Children and teenagers are particularly susceptible to the damaging effects of sports-related head injuries. Because their heads and brains have not finished growing, traumatic brain injuries, such as concussions, can cause serious lifelong neurological problems.
Some reports have shown that kids who play hockey on teams that allow body-checking are three times more likely to sustain a concussion and other serious injuries than those who play in leagues that do not allow body-checking.
Sports-related head injuries in children often include concussions. A concussion is caused by a bump, blow or jolt to the head or body causes the head and brain to move rapidly back and forth.
The knowledgeable Chicago child head injury attorneys at Ankin Law Offices, LLC focus on representing the victims of sports-related head injuries, including children who have suffered a sports-related head injuries. If your child has suffered a sports-related head injury, such as a concussion, do not hesitate to contact one of our skilled Chicago child brain injury attorneys to schedule a free consultation.
What to Do If Your Child Suffers a Sports-Related Head Injury
If you suspect that your child has suffered a head injury, such as a concussion, while playing sports, the U.S. Center for Disease Control (CDC) recommends that you:
- Remove your child from the sports activity. Check for signs and symptoms of a concussion if your child has experienced a bump or blow to the head or body that may have caused the head to move suddenly back and forth. If there is any doubt about whether or not your child may have suffered a concussion or other head injury, remove your child from sports play.
- Seek medical attention as soon as possible. Because the signs and symptoms of a concussion and other sports-related head injuries are often difficult to detect, it is best to let a medical professional evaluate your child. You should not attempt to determine the severity of the head injury yourself.

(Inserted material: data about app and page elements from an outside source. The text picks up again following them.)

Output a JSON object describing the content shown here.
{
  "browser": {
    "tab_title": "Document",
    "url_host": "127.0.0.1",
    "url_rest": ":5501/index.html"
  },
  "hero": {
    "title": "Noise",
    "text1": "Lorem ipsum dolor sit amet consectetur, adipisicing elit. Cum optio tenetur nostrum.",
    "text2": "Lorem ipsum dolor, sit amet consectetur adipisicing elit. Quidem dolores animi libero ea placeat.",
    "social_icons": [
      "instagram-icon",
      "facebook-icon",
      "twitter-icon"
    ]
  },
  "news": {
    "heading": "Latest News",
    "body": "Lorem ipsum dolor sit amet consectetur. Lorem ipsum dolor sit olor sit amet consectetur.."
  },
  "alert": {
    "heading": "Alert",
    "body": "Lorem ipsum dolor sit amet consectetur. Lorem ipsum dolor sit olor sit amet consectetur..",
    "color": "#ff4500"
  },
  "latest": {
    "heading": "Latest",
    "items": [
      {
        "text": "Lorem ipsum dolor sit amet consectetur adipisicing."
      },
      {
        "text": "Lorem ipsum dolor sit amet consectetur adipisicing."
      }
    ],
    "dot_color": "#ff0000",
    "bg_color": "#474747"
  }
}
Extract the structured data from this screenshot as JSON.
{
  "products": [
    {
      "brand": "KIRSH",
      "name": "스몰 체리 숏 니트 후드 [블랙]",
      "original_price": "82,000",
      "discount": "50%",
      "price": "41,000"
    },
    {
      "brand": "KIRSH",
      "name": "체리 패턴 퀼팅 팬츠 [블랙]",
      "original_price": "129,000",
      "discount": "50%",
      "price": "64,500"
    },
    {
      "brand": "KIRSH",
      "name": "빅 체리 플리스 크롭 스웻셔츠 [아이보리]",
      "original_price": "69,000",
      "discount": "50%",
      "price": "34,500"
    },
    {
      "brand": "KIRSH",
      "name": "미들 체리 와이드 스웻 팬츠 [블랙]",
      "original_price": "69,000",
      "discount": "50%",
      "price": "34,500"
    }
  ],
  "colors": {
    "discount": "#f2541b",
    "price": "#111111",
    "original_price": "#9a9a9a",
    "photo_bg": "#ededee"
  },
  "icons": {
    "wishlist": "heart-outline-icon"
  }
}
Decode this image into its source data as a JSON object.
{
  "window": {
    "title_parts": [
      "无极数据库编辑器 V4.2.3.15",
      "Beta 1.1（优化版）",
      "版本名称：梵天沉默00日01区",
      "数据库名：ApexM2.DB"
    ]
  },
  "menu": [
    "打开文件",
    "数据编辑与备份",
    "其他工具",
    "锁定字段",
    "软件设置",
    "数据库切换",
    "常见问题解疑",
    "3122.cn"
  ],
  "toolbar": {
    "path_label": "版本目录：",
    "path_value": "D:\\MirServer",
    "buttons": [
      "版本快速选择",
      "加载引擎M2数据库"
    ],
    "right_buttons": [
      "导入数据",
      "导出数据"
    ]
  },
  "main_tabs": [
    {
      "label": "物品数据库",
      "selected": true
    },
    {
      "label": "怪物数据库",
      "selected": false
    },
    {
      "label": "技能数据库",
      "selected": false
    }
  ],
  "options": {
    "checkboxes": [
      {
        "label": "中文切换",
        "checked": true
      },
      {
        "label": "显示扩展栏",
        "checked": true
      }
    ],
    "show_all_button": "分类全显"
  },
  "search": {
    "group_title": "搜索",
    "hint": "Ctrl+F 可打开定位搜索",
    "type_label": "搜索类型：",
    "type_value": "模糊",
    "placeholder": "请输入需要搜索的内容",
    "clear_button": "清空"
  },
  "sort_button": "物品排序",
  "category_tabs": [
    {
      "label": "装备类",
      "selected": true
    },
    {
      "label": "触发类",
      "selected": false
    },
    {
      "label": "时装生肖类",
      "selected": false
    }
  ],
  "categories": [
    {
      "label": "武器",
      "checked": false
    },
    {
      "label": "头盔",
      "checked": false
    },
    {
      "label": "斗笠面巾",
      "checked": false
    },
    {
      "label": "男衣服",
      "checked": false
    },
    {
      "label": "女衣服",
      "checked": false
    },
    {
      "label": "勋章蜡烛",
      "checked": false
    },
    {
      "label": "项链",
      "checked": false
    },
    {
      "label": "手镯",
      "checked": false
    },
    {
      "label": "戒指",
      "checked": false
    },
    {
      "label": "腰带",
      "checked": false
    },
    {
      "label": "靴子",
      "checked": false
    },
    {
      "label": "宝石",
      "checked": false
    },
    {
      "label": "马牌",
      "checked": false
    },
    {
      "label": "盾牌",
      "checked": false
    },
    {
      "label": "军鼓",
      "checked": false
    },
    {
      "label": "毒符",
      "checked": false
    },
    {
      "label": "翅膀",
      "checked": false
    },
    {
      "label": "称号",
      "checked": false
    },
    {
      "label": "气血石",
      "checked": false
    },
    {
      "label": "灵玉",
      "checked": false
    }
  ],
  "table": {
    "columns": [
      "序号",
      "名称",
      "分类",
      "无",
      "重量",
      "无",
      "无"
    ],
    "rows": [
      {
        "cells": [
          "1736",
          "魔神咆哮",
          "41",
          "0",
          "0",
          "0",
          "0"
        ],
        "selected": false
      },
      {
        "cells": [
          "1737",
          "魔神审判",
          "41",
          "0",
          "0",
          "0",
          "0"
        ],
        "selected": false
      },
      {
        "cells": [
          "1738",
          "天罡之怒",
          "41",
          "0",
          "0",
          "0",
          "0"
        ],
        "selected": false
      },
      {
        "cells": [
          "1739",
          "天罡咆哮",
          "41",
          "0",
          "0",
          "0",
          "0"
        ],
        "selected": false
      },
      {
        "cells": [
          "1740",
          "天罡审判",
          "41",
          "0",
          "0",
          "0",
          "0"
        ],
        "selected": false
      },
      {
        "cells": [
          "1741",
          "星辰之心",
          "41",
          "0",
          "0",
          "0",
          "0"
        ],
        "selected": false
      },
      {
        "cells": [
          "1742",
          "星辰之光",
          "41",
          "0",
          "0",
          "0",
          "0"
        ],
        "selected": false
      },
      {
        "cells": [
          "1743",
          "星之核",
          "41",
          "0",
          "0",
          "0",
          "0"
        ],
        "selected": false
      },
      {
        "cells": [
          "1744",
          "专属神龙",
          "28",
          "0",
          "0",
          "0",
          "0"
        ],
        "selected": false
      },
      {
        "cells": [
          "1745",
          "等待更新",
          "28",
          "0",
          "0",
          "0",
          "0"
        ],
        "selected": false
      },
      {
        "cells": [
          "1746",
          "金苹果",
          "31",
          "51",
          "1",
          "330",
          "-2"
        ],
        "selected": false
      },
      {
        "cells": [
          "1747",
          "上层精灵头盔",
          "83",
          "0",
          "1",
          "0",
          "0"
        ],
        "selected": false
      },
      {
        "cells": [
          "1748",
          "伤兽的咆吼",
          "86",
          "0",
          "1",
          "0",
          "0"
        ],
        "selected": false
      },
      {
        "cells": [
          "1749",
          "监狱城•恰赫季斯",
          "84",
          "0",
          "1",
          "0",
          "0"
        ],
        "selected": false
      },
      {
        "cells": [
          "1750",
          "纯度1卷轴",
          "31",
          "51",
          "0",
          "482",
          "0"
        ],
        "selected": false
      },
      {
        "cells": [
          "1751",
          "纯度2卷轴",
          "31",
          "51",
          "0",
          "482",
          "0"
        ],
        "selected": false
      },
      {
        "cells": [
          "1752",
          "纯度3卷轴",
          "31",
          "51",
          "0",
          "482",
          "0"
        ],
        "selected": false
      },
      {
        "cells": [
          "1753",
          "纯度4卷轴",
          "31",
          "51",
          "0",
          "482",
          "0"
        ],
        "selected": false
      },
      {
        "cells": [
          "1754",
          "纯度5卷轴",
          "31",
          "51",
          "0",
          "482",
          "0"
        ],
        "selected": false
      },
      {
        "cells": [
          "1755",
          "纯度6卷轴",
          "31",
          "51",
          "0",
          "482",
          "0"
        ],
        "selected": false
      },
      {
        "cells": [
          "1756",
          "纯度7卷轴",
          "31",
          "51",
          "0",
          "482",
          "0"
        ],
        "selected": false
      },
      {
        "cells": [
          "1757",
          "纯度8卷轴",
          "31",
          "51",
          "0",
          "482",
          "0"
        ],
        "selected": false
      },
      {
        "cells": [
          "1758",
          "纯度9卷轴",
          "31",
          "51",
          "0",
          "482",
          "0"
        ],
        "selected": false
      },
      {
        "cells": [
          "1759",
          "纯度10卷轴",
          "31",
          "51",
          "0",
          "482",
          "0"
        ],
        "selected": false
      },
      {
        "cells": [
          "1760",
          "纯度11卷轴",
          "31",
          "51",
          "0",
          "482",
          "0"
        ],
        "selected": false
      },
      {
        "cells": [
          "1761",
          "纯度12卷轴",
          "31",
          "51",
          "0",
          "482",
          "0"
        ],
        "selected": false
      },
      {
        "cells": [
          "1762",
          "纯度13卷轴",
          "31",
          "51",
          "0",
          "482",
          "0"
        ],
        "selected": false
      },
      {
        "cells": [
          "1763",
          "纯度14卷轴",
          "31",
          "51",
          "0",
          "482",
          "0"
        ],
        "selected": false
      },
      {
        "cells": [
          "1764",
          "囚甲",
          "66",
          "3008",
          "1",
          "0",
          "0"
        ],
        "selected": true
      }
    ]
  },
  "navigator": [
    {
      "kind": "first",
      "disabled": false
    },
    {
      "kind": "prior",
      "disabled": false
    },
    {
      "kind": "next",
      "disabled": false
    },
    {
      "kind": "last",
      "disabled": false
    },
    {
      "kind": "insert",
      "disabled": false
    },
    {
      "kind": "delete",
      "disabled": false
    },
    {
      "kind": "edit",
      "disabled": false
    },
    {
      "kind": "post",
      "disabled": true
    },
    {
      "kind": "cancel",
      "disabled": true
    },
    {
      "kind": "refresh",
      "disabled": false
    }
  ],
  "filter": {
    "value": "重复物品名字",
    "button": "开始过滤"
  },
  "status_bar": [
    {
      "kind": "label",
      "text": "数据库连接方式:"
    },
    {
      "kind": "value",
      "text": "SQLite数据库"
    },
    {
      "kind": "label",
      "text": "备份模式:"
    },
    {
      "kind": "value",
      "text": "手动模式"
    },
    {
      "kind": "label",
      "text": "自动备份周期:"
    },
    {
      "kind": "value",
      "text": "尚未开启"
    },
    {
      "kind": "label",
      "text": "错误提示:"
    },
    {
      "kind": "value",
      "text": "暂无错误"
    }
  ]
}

- Keep your child out of sports play until a medical professional approves sports activities. Recovery after a concussion is a gradual process that should be carefully monitored by a doctor or other health care professional. If a child resumes play before he or she has adequately healed, the child is at the risk of suffering secondary impact syndrome (SIS). SIS can cause serious lasting neurological problems and should not be taken lightly. Accordingly, your child should not resume sports activities until a doctor or medical professional has approved sports play.
Common Causes of Sports-related Head Injuries
According to the American Association of Neurological Surgeons, there were an estimated 446,788 sports-related head injuries in 2009. Some of the most common sports and recreational activities that cause head injuries, include:
Children may experience some or all of the same concussion symptoms as adults, but they may also experience some of the following concussion symptoms:
- Crying more than usual
- Persistent headache
- Behavioral changes
- Eating and sleeping changes
- More frequent tantrums
- Lack of interest in their usual activities or favorite toys
- Skills regression
- Loss of balance or trouble walking
- Difficulty concentrating
If you or a loved one has suffered a sports-related concussion, contact the Chicago sports concussion lawyers at Ankin Law Offices to schedule a free consultation to discuss a possible cause of action to obtain compensation for the sports-related head injuries.